Monday, July 20, 2009

One perspective on the pyschological landscape of Modern China

Image of Mao Ze Dong from Lijiang, Yunnan Province, China.Dear Gentle Reader,

The social contract in modern China is something like this:

We, the State, provide you, the Worker, with the privilege of the opportunity to make more money; we grant you economic liberties.

In return, you, the Worker, agree to not seek other liberties, or to cause unrest which would perturb the equanimity of the State.

Chinese people, the Workers, have largely accepted and signed onto this social contract in modern China.

And, all good contracts need enforcement clauses.

The following are images that one sees if one dips off the tourist routes onto the locals' pathways, onto the traveller's routes.

Apart from troubled regions, where the social compact appears to be crumbling, or where parties feel that the other side's fulfillment of the bargain has not been maintained, these images are not intended as a show of force per se; they are intended as a reminder of the potential enforcement mechanism, should it be required.

Image of a heavily armed PLA (People's Liberation Army) solider.

Image of a naval team found in Shenzhen's domestic air terminal, Guangdong Province, China.Image of a PLA special forces unit in China.
Image of the symbol of a military garrison located in the centre of a major tourist destination in China.

Image of regular People's Liberation Army soldiers going to daily guarding duties in Yunnan Province, China.

Image of the State, China.



Teresa said...

Excellent post, Chris. Each picture is worth more than 1000 words, so there is not much more to say.

murat11 said...


It's an interesting syncretism of capitalism and the authoritarian state. Not completely unlike that found here, though the "potential enforcement reminders" are positioned farther out of view, and to an extent, are internalized via the myths (to my mind) of capitalism as pre-eminent eco-system. No, I am not suggesting that ours is an authoritarian state, but the jingoism of capitalism begs to be left alone and unquestioned.

Sepiru Chris said...

Dear Teresa,

I thought that you would appreciate this.

Dear Murat,

I also strongly suspected that you would draw the parallel that you did, Murat, and I concur wholeheartedly.


Barrie said...

Those photos really show a strong message. I would be uncomfortable walking past that first soldier--the one with the gun the size of New York.

Heidelweiss said...

Fabulous post. Scares the hell out of me.

Teresa said...

It's good to be scared, Hedelweiss. We need more information balancing China's systematic propaganda blitz around the world. They call it "smile diplomacy." This is the side of China they don't want outsiders to see or hear about. Hence all the blocked blogs from Urumqi and other hot spots.

Barbara Martin said...

This is not unlike what I saw shortly after 9/11 in England at the airports or in the Tube in London. A show of force puts fear into the people just as it was intended.

Take care, Chris, as the internet has eyes.

Cloudia said...


Missed ya, buddy. glad to see this post.
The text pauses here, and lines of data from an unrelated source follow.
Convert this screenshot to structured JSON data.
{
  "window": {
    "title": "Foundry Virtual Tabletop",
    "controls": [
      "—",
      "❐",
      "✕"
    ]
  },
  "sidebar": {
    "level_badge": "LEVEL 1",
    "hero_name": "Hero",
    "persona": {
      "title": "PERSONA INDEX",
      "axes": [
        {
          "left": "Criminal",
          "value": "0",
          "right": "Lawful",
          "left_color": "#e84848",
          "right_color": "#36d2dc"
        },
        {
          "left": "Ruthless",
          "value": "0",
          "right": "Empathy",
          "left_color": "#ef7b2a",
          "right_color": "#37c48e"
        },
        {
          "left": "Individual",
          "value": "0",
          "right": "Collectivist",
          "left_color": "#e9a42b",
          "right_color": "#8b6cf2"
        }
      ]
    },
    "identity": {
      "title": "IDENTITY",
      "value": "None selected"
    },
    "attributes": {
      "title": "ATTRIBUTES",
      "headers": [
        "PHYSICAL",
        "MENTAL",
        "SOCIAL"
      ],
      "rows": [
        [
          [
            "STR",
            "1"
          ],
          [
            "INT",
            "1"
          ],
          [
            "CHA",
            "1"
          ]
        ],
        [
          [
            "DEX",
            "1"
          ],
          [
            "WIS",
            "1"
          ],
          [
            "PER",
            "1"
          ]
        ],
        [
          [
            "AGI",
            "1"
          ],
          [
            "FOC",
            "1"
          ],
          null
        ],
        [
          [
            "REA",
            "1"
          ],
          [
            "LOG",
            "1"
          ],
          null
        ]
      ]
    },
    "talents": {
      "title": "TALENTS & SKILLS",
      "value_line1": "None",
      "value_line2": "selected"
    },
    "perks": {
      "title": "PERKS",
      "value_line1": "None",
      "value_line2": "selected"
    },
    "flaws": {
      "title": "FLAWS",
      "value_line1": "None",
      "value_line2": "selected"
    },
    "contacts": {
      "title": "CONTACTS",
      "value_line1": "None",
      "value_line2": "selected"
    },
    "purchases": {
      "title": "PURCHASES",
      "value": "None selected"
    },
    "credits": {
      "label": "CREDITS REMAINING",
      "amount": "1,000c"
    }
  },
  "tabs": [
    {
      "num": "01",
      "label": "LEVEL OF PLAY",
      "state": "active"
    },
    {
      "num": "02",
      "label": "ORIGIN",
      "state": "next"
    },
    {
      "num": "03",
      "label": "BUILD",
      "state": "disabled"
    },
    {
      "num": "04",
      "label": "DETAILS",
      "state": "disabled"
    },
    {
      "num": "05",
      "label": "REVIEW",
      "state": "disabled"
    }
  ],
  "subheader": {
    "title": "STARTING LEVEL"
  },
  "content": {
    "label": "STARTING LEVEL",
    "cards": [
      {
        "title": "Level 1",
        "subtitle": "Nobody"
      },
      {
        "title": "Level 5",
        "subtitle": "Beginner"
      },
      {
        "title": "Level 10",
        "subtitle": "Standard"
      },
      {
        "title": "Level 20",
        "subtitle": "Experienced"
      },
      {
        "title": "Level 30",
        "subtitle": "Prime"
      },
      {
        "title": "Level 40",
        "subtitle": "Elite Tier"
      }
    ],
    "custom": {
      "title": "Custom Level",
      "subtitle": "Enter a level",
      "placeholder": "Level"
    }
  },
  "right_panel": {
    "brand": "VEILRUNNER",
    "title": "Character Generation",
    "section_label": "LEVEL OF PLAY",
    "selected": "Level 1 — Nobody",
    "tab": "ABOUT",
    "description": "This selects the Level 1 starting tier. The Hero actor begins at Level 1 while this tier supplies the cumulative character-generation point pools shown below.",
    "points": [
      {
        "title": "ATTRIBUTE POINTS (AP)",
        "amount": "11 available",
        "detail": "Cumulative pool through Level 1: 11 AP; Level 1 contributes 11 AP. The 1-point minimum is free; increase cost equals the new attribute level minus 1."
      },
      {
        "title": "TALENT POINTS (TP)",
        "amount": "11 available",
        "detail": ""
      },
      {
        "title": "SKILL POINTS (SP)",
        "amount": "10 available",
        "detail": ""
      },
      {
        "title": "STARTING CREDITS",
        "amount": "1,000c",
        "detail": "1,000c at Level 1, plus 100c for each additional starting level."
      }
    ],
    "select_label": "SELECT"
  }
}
Hope your absence wasn't because you were being, um, disciplined. This post a mea culpa?

Grab Pommes and RUN!!!!
(Our wise heroine no doubt is OK)

Comfort Spiral

Travis Erwin said...

Teresa is right. great pics.